By Amelia Mitchell, Element Energy
Under Work Package 6, we explore the long-term business models for successful CCUS (carbon capture, utilisation, and storage) adoption. We recently published our first deliverable on CCUS risks and challenges, radical innovation, and market creation.
Here’s a summary:
- What drives Sustainable Business Model Innovation (SBMI)?
Innovative business models both at the system and company level can support adopting sustainable practices and new technologies. We investigated the drivers for SBMI, as well as the frameworks and tools that are used to help develop such business models. We found that perceived economic viability is a large driver for sustainable business model innovation. We thus will further investigate the pivotal role of policy in this regard in order to assess and/or create this condition. Moreover, we learnt that dynamic capabilities, such as knowledge and creativity, are resources that are important for sustainable business model innovation.
- What are the risks and challenges of CCUS?
CCUS projects bring some unique risks and challenges and the lack of understanding them may hinder CCUS adoption. In this component, we identified risks and challenges associated with the implementation and continued operation of CCUS projects, including lessons learnt from past projects and factors that may lead to success or failure. By identifying these risks and challenges, we aim to ease the development of business models that can either eliminate risks or mitigate their impact on the business case and CCUS project drivers.
- What drives CCUS projects’ success?
As of 2019, there were approximately 51 ongoing, large-scale CCS projects, and a further 39 in pilot or demonstration phases. The motivations, enabling factors, and business models adopted by these projects can provide valuable insights relevant to the adoption and integration of industrial clusters, such as the North Sea Port. Some of the identified factors relate directly to the business model used, giving insights into how business models can impact project success and failure. Other success factors show how implementation choices instead can mitigate some of the previously identified risks. Case studies illustrated factors, such as:

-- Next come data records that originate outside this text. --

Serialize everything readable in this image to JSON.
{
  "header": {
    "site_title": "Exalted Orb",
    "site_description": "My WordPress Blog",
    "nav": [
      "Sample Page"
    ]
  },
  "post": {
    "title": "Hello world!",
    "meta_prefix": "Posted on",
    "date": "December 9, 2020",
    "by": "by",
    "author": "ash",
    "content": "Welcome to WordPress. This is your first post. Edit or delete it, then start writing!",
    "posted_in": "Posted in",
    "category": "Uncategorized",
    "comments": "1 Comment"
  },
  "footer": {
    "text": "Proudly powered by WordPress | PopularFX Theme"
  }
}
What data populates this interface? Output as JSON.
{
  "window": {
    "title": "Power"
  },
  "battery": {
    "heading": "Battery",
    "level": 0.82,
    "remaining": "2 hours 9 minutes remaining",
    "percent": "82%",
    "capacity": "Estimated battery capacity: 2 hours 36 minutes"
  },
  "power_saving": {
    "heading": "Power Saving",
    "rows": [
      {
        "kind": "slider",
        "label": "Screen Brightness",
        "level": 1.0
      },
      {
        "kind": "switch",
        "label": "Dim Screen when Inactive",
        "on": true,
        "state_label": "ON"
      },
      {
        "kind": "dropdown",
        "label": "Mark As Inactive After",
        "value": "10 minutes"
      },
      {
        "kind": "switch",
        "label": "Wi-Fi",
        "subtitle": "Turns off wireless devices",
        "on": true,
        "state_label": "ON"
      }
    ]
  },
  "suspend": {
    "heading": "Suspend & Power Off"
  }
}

- Public-sector involvement driving projects;
- A coordinating body easing operations;
- Transport & storage provided as a service;
- Involvement of multiple project partners; and
- Revenue streams from utilisation.
This research provides the foundation for understanding the needs and opportunities associated with CCUS business models. We will use the insights gained to underpin the next stages of the work, as well as discussions with key stakeholders in the North Sea Port.